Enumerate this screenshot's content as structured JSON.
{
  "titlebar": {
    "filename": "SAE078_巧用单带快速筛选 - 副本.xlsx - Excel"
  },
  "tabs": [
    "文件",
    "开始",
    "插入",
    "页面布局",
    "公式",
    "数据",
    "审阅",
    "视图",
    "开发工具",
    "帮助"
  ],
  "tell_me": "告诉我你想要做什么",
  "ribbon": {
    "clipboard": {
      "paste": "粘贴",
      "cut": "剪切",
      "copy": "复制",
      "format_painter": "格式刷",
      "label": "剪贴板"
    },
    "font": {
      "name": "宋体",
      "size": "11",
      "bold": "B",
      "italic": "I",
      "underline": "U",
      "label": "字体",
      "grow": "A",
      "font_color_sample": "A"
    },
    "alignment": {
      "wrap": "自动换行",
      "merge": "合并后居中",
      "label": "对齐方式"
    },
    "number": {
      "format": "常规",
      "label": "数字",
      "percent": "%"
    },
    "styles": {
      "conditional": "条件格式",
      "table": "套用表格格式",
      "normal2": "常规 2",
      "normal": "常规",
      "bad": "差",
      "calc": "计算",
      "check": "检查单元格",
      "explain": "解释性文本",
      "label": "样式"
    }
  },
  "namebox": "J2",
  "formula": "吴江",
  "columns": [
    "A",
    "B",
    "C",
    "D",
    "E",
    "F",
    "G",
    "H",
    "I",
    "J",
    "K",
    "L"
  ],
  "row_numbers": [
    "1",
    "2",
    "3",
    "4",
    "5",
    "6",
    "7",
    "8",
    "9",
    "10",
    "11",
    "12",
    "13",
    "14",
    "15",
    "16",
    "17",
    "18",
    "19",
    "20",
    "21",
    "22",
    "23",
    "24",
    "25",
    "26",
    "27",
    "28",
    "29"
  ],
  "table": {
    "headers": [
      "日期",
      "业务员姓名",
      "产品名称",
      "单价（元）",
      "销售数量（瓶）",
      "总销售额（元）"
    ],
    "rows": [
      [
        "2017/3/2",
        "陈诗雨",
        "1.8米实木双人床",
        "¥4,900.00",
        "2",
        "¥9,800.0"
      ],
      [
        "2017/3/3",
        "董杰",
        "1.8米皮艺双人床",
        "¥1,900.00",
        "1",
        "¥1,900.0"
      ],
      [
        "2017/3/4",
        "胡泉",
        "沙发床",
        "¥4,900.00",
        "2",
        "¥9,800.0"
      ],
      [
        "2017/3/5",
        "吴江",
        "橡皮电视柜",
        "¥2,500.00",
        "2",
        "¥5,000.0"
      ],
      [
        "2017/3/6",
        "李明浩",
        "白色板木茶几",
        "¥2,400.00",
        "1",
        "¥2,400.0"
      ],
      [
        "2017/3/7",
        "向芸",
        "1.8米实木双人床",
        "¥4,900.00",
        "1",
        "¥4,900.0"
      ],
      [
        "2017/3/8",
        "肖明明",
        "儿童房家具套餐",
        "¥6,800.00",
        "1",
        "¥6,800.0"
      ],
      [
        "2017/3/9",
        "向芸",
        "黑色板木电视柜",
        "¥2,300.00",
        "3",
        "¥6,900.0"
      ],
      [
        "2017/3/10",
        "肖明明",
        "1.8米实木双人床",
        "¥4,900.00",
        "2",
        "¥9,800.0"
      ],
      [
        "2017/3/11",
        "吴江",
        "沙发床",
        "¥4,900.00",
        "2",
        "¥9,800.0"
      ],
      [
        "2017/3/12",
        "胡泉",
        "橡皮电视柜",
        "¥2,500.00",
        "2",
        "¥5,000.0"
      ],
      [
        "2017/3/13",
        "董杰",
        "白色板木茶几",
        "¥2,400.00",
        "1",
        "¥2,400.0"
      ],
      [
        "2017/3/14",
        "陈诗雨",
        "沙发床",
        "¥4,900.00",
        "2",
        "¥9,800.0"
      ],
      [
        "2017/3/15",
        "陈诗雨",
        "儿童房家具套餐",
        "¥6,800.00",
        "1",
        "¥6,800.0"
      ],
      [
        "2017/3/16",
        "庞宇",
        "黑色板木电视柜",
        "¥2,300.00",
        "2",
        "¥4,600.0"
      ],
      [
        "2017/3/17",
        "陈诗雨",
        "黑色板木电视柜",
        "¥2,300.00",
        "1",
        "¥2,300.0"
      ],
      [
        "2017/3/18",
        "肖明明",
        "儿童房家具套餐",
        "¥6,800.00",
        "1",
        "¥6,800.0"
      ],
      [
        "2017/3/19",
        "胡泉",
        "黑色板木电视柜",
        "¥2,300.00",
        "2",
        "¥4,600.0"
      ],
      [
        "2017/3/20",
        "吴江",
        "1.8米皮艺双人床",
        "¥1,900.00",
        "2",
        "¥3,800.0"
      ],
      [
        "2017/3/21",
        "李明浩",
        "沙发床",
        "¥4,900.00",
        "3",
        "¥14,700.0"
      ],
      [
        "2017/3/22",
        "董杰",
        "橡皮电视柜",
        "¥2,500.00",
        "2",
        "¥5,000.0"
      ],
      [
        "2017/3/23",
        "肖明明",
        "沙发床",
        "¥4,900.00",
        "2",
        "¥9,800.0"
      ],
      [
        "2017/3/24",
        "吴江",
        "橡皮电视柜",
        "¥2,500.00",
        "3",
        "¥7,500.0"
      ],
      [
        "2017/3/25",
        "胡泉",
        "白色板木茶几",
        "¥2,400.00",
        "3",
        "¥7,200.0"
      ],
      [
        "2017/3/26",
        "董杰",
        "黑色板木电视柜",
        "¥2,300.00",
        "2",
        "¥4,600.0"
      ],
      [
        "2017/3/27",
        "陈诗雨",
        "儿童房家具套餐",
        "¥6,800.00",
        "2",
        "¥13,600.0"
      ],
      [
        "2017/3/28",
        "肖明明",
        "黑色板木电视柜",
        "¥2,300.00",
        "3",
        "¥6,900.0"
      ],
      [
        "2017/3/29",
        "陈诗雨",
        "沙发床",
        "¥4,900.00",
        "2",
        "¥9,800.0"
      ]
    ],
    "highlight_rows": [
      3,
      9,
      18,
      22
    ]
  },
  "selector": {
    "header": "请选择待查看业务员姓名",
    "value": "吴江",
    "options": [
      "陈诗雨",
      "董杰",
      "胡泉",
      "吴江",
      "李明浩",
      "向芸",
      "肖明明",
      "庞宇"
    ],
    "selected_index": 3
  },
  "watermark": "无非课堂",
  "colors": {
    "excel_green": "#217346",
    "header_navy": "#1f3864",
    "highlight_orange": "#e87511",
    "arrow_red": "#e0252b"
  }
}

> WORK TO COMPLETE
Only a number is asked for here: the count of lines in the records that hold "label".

> WRITTEN RESPONSE
5